Pure Play Webcasters per Performance Royalty Rates
- 2011—$.00102 per performance
- 2012—$.00110 per performance
- 2013—$.00120 per performance
- 2014—$.00130 per performance
- 2015—$.00140 per performance
An example of a successful commercial streaming radio station is from pop icon Jimmy Buffet, who sponsors a streaming radio station Margaritaville Radio at www.radiomargaritaville.com. The station started as webcast only in 1998 but was picked up by Sirius in 2005 and is now simulcast (Deitz, 2005).
For both media-sponsored webcasts and podcasts, getting on the playlist requires having some connection to the sponsoring organization, whether it’s through membership or just targeting the right webcast sites and submitting appropriate material. David Nevue suggested identifying stations that take outside material and match the genre, and then contacting them with a request to submit songs for consideration. Nevue stated, “some broadcasts receive a number of CDs to review, so it may take several weeks for them to get to yours.” Some of the more popular online radio services are Pandora, finetune, Grooveshark, Jango, Deezer, Slacker, and Songza.

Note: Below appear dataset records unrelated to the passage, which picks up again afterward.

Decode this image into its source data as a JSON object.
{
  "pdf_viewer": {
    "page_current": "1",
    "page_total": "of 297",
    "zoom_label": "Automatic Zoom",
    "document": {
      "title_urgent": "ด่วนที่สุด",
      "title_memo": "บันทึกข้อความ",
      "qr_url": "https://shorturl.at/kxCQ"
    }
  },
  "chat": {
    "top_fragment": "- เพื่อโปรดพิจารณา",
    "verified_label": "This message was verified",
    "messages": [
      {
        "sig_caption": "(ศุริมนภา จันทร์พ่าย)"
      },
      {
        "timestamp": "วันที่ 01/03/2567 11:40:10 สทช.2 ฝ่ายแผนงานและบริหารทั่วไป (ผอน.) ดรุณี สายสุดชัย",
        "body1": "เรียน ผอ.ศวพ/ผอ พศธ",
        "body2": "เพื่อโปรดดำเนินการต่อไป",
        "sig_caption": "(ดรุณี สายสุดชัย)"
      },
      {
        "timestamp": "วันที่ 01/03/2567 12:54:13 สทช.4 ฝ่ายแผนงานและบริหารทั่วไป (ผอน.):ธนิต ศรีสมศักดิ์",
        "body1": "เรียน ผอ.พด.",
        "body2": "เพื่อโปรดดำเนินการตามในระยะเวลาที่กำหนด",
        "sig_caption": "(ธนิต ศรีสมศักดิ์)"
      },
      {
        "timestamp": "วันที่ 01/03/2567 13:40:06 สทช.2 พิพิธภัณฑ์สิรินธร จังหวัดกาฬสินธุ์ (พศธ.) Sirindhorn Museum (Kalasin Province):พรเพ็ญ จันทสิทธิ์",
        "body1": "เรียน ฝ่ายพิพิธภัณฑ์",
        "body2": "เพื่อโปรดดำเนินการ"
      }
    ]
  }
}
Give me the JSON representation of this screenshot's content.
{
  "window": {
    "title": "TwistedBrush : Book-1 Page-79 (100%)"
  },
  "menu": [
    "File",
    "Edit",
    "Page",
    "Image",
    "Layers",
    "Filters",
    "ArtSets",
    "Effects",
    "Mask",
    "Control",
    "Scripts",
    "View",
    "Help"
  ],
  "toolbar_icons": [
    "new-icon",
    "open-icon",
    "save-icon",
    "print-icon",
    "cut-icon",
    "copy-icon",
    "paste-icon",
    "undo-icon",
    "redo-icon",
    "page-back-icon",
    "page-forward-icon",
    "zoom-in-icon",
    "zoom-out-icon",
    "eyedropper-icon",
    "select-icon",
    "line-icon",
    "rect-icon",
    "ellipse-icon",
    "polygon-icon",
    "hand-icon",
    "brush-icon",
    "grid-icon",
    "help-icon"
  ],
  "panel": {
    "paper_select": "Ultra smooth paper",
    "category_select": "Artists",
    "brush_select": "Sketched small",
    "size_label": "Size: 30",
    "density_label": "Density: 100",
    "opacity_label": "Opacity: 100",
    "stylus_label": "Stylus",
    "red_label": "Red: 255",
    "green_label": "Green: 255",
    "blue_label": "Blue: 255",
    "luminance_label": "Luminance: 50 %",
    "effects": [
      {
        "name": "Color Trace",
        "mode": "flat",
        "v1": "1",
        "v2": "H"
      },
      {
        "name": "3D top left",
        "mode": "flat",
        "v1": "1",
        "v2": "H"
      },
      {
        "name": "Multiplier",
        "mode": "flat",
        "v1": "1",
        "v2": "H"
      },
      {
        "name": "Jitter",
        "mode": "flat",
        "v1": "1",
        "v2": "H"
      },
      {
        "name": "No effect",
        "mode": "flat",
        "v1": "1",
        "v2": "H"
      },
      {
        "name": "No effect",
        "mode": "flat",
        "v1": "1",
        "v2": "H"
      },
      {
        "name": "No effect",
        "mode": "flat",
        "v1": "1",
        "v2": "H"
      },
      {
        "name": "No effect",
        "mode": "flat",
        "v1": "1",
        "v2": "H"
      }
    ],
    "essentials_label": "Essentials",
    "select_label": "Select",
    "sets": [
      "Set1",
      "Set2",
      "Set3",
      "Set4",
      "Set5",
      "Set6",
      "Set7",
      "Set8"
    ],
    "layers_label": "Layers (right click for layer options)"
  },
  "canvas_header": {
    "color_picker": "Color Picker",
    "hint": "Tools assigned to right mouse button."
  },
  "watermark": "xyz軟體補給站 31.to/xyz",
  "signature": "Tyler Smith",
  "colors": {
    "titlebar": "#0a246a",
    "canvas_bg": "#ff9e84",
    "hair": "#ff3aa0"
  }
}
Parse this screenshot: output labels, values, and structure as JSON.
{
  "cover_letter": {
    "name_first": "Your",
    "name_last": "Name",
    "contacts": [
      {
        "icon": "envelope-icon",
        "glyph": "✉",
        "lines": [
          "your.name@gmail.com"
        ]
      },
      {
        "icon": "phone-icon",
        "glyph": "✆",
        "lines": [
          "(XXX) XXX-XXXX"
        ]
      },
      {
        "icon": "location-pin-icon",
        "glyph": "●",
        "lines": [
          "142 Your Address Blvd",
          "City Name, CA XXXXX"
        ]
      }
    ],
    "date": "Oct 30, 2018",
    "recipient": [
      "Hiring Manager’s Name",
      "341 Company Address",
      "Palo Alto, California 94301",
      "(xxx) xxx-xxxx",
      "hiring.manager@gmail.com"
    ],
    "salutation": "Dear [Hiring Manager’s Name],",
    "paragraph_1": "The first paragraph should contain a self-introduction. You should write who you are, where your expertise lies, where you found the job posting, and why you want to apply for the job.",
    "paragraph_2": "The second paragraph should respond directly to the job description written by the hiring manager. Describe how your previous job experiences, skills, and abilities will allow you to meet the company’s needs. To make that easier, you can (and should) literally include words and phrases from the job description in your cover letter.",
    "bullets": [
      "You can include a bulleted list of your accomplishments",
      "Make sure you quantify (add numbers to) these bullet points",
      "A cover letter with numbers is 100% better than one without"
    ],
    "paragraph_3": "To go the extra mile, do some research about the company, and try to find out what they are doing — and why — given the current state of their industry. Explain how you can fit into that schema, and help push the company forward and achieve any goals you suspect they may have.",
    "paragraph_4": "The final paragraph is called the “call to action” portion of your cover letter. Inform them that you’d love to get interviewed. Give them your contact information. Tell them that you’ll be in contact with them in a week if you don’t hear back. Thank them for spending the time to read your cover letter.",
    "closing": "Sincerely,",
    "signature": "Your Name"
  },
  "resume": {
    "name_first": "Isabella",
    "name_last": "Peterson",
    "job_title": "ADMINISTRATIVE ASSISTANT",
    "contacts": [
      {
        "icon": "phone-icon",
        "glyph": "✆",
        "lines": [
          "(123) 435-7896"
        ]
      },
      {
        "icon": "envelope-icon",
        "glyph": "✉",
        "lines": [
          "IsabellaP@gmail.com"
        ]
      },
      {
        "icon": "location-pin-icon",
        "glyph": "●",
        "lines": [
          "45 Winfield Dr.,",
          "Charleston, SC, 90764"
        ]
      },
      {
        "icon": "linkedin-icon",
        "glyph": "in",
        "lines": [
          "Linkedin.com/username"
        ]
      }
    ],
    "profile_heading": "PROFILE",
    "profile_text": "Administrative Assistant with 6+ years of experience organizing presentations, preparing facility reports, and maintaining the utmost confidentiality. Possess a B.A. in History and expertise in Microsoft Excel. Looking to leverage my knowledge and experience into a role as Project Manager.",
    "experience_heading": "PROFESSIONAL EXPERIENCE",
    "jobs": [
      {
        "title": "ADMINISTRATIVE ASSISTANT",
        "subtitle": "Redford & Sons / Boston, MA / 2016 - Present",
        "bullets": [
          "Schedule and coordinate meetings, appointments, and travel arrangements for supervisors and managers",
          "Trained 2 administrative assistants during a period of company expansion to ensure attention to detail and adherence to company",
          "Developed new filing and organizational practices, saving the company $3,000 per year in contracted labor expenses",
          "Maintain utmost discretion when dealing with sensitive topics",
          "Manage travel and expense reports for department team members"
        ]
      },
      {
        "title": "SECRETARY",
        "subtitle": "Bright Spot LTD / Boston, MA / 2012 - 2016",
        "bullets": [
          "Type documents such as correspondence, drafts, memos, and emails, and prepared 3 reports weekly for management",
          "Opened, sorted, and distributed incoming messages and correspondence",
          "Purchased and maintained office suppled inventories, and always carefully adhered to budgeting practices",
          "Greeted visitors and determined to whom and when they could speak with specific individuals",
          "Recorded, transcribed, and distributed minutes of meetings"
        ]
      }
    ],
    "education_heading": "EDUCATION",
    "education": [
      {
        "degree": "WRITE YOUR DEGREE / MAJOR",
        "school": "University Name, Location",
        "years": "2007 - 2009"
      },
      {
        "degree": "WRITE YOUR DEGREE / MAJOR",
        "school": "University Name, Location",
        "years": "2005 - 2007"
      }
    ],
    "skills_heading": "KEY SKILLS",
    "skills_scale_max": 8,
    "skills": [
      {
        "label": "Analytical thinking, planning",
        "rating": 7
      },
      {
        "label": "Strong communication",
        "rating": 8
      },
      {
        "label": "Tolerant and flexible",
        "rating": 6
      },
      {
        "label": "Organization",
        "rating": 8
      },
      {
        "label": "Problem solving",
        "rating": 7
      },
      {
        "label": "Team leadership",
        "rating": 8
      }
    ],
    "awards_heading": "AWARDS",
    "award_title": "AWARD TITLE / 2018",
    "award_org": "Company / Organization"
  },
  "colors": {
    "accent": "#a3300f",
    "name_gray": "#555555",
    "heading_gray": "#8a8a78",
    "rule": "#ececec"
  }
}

Plethora of Small Hobbyist Stations
The smaller, less popular web stations are easier to break into if they are targeted correctly. It is necessary to identify those stations for which your music is appropriate. In his article “Web Radio Stations and Getting Played,” Bobby Borg (2005) wrote that the submission policy for these small stations is usually simple and involves emailing a music file to the webcaster. These small stations usually lack the exposure of larger, more popular stations, but getting airplay on these stations is inexpensive, and as more stations pick up the songs, the audience is cumulative. Borg stated, “SOME exposure is better than NO exposure—especially if it leads to a listener buying your record or coming out to one of your shows.” Many of these amateur stations can be found on the services Live365.com and SHOUTcast. SHOUTcast provides listenership data for all stations for a 30-day period under the “stats” menu item.
To find appropriate stations on Live365, select the genre from the list, select the appropriate stations (a broadcaster profile and broadcast schedule is provided), and contact the moderator of each. A free membership account is required to gain email access. If your inquiry receives a favorable response, email an MP3 file of the song you would like considered for broadcast. By all means, keep track of the stations on which you are receiving airplay. It helps to then promote the stations that support your music by including a link to them on your artist web site. To create your own station on Live365, you must pay a fee of $9.95 per month, which includes 150 MB of file storage and allows for up to 25 simultaneous listeners. SHOUTcast is free but requires that you use your own server and download the appropriate software. To request airplay, you must select the appropriate genre and scroll through the stations. A link to each station will send you to that station’s site. Submission policies may vary.
Excerpt from Web Marketing for the Music Business, 2nd edition by Tom Hutchinson © 2014 Taylor & Francis Group. All Rights Reserved.